(Data for this task Opens)

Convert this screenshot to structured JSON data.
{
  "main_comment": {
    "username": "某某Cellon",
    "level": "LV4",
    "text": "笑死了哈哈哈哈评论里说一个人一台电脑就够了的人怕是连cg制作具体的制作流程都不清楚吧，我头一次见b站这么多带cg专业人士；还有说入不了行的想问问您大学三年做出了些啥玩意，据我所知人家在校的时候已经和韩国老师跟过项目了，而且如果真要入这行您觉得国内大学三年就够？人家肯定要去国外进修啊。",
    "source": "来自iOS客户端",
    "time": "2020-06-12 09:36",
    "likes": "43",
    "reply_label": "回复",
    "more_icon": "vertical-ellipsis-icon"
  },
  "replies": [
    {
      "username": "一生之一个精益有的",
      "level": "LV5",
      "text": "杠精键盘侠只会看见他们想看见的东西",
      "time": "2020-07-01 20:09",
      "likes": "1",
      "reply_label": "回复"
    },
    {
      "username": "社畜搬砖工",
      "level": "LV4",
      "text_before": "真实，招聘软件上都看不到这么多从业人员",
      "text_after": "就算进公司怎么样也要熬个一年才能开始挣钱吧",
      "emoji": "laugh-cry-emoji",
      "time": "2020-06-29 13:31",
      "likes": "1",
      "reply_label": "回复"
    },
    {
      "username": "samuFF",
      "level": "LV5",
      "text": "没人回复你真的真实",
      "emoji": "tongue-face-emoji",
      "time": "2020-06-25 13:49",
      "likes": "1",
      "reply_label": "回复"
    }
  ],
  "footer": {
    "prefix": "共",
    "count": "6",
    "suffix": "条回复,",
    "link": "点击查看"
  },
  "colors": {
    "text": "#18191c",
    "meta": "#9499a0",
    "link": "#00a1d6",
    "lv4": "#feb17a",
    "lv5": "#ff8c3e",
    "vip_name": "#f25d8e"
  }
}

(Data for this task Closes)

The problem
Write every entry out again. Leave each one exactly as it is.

Output for this task
Convert this screenshot to structured JSON data.
{
  "main_comment": {
    "username": "某某Cellon",
    "level": "LV4",
    "text": "笑死了哈哈哈哈评论里说一个人一台电脑就够了的人怕是连cg制作具体的制作流程都不清楚吧，我头一次见b站这么多带cg专业人士；还有说入不了行的想问问您大学三年做出了些啥玩意，据我所知人家在校的时候已经和韩国老师跟过项目了，而且如果真要入这行您觉得国内大学三年就够？人家肯定要去国外进修啊。",
    "source": "来自iOS客户端",
    "time": "2020-06-12 09:36",
    "likes": "43",
    "reply_label": "回复",
    "more_icon": "vertical-ellipsis-icon"
  },
  "replies": [
    {
      "username": "一生之一个精益有的",
      "level": "LV5",
      "text": "杠精键盘侠只会看见他们想看见的东西",
      "time": "2020-07-01 20:09",
      "likes": "1",
      "reply_label": "回复"
    },
    {
      "username": "社畜搬砖工",
      "level": "LV4",
      "text_before": "真实，招聘软件上都看不到这么多从业人员",
      "text_after": "就算进公司怎么样也要熬个一年才能开始挣钱吧",
      "emoji": "laugh-cry-emoji",
      "time": "2020-06-29 13:31",
      "likes": "1",
      "reply_label": "回复"
    },
    {
      "username": "samuFF",
      "level": "LV5",
      "text": "没人回复你真的真实",
      "emoji": "tongue-face-emoji",
      "time": "2020-06-25 13:49",
      "likes": "1",
      "reply_label": "回复"
    }
  ],
  "footer": {
    "prefix": "共",
    "count": "6",
    "suffix": "条回复,",
    "link": "点击查看"
  },
  "colors": {
    "text": "#18191c",
    "meta": "#9499a0",
    "link": "#00a1d6",
    "lv4": "#feb17a",
    "lv5": "#ff8c3e",
    "vip_name": "#f25d8e"
  }
}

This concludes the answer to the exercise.